“I am a minister of national security,” Mr Dames said, “and part of my remit is to ensure the people of this country are safe and we bring some level of resect back to the nation. The Bahamian people continue to say the level of corruption is way too high, I take that seriously. As long as I sit in this office, I will do whatever it takes within the framework of the law to ensure we address this problem of corruption in this country.”
Mr Dames further criticised what he felt to be the Progressive Liberal Party’s capitalisation on the recent ruling for political expediency, which he termed a “sad indictment”.
When questioned by The Tribune whether the ruling presented a setback to the government’s anti-corruption track, Mr Dames said: “The magistrate ruled, that’s not for me to say. I gave my evidence and I gave as transparent as I possibly can and I’ve been doing it for decades. I’m not playing the game of the old politics and tricks that some politicians continue to play. It’s not for me to do an assessment.”
Mr Dames added: “A ruling has been made. We’ll see what the next steps are, I’m not going to comment on a case because that’s not how I look at it. We have a serious problem in this country with corruption and at the highest level. When it involves the young man (from the) Over-the-Hill community no one cares, but all of a sudden one case brings everybody out to say ‘oh this is politically driven.’
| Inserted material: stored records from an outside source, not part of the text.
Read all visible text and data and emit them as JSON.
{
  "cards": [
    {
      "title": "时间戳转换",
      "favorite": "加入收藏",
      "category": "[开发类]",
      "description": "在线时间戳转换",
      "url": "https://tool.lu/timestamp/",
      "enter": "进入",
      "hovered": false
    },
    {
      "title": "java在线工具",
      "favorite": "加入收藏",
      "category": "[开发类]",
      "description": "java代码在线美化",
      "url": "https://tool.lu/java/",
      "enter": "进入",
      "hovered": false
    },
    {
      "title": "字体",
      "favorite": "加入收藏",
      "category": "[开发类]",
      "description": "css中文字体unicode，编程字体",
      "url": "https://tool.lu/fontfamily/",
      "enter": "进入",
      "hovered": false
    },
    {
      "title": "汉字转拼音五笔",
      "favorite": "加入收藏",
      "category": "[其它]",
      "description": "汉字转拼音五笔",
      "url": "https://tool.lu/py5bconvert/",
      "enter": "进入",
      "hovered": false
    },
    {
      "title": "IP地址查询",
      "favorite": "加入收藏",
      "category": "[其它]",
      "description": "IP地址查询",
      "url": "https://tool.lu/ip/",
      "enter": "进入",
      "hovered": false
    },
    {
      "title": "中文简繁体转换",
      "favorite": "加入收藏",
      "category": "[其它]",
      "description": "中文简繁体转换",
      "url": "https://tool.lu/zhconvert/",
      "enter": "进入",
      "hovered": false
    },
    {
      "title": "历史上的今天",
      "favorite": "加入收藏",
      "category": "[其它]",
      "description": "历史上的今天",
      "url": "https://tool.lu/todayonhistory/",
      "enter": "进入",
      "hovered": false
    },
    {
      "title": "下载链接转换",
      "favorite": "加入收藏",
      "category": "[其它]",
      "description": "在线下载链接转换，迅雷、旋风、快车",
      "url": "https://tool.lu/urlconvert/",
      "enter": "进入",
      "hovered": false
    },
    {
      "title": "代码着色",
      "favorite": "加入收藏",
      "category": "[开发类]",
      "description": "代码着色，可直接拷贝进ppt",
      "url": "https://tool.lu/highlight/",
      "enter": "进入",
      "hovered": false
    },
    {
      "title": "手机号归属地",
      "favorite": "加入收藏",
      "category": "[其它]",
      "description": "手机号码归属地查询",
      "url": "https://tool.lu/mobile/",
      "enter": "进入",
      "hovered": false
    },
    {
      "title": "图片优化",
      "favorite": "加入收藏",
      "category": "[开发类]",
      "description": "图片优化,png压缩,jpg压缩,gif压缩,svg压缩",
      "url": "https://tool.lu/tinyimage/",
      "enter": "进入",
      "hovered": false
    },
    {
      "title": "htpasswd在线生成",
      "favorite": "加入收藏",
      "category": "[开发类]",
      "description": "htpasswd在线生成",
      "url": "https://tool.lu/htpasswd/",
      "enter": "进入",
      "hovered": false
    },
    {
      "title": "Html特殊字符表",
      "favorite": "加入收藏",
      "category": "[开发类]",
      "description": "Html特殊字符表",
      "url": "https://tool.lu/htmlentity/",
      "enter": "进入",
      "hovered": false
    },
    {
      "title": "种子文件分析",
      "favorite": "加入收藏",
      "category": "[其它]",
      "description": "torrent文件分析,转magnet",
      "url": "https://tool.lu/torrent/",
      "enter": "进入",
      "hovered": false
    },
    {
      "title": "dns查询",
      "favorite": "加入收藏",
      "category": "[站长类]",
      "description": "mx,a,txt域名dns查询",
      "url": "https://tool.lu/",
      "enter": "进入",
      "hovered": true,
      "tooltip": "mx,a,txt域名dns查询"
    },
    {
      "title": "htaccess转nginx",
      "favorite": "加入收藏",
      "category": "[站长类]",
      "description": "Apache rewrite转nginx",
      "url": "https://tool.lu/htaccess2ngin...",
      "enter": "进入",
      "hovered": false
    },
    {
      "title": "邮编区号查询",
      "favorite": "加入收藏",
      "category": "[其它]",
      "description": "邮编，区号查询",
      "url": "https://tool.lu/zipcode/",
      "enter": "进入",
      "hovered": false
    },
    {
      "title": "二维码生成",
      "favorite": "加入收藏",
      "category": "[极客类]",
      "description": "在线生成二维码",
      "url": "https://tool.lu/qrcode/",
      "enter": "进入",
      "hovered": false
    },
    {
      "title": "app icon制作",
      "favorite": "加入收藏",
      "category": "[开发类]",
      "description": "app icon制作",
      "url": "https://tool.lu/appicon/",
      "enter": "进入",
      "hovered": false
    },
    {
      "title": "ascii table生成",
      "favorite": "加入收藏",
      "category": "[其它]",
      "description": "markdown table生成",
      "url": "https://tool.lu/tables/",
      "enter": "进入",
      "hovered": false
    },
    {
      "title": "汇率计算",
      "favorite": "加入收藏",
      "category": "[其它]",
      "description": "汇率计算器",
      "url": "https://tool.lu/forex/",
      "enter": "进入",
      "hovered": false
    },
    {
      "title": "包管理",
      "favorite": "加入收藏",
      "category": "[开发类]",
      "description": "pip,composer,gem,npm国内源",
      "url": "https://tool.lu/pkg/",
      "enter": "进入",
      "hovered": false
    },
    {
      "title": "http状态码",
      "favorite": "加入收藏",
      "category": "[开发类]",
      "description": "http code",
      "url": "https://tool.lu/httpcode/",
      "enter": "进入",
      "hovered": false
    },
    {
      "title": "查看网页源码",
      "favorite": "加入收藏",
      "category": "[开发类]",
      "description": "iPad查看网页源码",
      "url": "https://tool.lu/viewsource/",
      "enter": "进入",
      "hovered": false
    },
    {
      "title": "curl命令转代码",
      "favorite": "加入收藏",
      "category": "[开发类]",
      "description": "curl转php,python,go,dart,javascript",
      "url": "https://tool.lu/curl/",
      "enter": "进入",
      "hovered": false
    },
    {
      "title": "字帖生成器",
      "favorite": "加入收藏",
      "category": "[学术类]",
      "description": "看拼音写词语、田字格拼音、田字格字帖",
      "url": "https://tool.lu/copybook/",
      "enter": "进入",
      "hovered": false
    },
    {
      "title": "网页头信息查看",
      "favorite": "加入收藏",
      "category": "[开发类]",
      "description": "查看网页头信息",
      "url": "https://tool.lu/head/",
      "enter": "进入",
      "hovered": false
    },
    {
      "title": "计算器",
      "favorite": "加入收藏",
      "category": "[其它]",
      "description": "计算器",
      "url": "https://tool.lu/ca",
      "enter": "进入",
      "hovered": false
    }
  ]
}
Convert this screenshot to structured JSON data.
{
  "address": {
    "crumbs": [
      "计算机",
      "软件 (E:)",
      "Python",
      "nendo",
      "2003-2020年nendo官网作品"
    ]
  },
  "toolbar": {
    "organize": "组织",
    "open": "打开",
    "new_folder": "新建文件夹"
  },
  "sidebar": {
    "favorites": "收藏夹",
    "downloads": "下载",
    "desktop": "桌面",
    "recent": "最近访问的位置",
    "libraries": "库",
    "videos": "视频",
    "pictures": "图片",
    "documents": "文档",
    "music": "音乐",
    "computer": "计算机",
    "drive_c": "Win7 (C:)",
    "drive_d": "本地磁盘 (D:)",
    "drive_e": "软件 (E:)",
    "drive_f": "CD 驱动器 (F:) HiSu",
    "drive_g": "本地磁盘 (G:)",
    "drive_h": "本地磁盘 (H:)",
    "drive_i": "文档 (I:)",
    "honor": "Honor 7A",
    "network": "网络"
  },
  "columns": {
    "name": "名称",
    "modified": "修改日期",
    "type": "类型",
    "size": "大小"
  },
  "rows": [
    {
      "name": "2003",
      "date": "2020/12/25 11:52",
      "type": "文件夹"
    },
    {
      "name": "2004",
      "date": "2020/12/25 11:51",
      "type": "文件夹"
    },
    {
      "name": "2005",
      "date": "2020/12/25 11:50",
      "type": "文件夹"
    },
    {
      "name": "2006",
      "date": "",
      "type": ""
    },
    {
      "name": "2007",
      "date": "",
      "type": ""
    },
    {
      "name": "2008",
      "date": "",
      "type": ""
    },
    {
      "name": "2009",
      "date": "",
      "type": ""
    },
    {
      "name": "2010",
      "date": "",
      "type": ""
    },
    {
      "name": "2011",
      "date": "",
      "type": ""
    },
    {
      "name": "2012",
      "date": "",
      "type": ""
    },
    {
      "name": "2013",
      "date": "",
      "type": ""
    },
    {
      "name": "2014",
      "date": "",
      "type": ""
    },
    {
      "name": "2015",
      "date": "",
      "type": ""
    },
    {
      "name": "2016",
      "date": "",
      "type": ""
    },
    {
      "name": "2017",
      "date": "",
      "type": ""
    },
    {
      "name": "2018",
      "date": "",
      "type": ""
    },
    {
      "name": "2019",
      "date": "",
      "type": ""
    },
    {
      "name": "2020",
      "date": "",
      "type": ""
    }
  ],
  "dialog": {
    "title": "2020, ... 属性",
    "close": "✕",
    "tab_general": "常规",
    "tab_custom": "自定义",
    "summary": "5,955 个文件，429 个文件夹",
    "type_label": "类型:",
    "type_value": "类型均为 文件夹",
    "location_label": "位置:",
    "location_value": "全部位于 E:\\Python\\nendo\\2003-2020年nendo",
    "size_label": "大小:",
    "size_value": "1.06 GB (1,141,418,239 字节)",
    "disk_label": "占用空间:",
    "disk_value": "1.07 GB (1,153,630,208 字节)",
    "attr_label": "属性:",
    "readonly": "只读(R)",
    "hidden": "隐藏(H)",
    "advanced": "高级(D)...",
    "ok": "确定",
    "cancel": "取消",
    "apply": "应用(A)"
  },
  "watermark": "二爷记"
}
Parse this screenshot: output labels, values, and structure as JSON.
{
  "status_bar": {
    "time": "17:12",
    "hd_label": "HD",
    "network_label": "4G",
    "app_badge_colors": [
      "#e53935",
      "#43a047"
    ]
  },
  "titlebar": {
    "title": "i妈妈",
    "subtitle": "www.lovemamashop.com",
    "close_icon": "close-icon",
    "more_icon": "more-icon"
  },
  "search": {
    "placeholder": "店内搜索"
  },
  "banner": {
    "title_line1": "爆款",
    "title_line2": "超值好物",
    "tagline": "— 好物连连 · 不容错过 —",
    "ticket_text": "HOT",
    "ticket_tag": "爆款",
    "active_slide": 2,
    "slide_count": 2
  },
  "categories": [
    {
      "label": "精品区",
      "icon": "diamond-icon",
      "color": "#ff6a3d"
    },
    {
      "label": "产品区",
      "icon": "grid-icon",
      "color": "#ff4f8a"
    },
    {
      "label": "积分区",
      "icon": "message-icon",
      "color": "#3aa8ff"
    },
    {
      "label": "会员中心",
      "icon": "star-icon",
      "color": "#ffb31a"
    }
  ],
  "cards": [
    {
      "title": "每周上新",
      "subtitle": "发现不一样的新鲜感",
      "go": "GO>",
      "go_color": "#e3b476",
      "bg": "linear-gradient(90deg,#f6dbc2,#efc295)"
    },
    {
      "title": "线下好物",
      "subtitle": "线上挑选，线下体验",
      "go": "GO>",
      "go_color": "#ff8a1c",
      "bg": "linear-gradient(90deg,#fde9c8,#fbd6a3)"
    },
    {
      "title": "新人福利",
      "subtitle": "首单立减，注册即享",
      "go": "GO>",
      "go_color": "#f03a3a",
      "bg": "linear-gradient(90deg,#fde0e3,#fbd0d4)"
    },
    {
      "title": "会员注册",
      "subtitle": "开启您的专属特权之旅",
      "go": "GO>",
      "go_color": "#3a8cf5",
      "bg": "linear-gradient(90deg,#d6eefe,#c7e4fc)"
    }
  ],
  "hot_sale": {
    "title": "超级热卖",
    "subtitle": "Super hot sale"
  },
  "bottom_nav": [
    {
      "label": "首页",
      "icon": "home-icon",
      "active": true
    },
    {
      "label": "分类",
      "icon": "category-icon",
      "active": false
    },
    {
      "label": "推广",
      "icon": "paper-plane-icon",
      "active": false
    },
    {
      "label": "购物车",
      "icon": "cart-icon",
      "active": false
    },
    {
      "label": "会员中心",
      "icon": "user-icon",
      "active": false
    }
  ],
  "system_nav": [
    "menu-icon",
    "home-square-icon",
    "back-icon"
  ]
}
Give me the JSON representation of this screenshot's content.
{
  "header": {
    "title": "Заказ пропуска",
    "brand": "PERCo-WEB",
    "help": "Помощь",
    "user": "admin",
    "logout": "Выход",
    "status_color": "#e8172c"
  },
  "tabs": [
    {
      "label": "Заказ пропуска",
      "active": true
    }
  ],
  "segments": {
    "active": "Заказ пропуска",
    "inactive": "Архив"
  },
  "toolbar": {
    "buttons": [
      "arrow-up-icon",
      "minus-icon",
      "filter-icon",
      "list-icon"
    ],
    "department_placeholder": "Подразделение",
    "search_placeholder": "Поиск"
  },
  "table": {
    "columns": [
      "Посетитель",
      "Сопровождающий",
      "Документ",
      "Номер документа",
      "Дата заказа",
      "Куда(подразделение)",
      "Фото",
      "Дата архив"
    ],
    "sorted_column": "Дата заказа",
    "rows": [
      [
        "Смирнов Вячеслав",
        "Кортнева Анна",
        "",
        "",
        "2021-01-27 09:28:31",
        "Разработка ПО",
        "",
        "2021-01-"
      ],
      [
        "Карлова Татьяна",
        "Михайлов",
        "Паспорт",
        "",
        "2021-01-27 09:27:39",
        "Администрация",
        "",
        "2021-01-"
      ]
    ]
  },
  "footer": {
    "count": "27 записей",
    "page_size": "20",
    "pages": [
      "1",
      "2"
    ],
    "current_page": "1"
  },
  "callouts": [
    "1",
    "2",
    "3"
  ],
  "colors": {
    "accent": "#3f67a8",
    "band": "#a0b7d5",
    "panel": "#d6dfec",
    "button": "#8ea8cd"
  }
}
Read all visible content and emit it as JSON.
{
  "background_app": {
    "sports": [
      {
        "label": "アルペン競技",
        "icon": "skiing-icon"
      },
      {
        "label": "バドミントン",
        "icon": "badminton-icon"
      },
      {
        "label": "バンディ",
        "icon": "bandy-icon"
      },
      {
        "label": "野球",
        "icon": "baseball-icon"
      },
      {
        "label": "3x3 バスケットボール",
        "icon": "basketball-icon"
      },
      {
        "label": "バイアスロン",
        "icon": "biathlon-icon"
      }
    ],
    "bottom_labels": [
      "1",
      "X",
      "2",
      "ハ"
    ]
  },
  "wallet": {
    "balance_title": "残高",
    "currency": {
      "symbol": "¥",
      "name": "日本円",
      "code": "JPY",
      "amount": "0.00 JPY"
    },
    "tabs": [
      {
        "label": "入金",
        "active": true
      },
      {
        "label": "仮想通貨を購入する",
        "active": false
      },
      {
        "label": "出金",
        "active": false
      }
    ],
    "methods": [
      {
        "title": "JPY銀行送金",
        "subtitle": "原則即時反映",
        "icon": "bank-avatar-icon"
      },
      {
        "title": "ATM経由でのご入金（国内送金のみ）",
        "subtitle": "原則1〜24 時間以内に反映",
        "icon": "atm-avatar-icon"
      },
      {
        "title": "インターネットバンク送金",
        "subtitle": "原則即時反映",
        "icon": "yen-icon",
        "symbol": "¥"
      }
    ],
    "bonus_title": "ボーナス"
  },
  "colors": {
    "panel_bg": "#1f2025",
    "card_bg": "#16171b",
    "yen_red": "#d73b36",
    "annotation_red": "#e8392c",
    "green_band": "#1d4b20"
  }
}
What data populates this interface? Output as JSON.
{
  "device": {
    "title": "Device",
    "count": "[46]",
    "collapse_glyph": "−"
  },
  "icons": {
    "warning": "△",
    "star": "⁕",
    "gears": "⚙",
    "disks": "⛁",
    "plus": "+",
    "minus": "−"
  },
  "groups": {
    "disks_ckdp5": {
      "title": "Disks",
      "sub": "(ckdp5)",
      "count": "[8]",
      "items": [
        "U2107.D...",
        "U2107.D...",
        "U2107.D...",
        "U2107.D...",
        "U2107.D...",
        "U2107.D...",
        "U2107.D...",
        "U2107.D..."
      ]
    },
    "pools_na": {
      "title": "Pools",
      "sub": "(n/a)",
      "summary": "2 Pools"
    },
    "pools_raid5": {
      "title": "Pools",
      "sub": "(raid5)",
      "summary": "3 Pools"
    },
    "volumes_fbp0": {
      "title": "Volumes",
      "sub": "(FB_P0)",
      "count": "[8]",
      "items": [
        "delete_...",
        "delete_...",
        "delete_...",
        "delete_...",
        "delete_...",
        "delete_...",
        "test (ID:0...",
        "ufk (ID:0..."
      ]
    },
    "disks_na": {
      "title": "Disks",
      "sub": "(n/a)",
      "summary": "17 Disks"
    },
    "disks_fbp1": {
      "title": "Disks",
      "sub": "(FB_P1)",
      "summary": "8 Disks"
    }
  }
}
“What we as leaders in this country should be doing is looking at how we can use our voices to make this country a better place, to make it a more respected country, to work together in unison to reduce the level of corruption and violence that persists at all levels. I don’t see no one running to the rescue of the small man, what about him?”
Attorney General Carl Bethel confirmed the government intends to appeal the judge’s decision to throw out bribery and extortion charges against Mr Smith.
Mr Bethel declined further comment on the matter, telling The Tribune the ruling would be canvassed in the context of the government’s appeal as had been indicated by the Director of Public Prosecutions Garvin Gaskin.
However, the attorney general did address opposition calls for a review into his ethical conduct.
At a press conference on Sunday, PLP Leader Philip Davis insisted the matter should have been dropped long before it reached the “no-case submission” stage.
To this, Mr Bethel said: “As a senior lawyer and parliamentarian, (Mr Davis) he should be in the best position to remember that he himself participated in vote of Parliament which legislated the only person lawfully entitled to discontinue a criminal matter is the director of public prosecutions.
“(Mr Davis) He should not allow his wish to condemn ministers to cloud his legal judgement when making a public statement,” Mr Bethel added, “it does not sit well with him.”